**AIM OF THE TASK**
Copy out all the lines in the records that include the word "screenshot".

**LISTED RECORDS**
--*--
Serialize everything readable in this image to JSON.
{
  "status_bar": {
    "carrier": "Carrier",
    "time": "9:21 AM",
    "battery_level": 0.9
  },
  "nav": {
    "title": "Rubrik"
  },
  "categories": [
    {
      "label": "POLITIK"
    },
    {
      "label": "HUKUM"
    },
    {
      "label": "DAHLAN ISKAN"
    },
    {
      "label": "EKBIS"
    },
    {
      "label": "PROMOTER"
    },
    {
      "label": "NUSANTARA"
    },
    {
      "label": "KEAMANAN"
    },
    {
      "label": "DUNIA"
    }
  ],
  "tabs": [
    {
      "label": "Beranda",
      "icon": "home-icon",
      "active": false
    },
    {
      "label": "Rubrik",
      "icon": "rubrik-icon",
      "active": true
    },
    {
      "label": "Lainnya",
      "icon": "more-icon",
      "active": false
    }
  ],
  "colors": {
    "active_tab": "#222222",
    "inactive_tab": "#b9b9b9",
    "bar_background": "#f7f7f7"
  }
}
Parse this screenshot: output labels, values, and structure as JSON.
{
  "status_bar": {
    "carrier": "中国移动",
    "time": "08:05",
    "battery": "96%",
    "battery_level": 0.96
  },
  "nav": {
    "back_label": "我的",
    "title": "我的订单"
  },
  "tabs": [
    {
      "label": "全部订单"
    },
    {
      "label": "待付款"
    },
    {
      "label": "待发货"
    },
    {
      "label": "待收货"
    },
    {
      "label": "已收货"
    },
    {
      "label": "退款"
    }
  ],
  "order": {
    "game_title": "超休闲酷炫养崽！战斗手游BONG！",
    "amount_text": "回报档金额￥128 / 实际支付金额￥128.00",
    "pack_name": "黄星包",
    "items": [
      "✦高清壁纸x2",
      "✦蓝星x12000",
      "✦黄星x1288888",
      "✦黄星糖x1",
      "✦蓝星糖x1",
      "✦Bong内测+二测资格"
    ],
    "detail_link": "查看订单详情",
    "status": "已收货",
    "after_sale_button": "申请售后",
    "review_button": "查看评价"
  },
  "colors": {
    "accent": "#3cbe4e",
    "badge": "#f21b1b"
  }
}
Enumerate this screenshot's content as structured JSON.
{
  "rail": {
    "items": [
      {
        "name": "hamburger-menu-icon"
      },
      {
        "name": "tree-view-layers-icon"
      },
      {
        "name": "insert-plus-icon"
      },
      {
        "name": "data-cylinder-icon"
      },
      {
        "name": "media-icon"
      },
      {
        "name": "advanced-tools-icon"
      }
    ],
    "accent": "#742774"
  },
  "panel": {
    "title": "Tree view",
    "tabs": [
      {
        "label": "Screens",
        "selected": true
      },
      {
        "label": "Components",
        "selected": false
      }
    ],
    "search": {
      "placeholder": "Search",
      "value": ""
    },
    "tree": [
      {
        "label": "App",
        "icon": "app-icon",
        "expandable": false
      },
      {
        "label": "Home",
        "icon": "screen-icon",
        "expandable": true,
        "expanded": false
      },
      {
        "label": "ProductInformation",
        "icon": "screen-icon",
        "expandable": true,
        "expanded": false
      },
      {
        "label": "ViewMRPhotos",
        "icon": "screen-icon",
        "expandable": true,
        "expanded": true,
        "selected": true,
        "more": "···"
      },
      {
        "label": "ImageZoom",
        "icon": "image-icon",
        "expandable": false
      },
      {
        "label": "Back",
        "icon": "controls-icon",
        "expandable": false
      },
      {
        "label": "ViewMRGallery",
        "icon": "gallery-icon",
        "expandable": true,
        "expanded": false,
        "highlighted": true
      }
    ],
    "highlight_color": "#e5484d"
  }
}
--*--
**EXERCISE RESULT**
Parse this screenshot: output labels, values, and structure as JSON.
Enumerate this screenshot's content as structured JSON.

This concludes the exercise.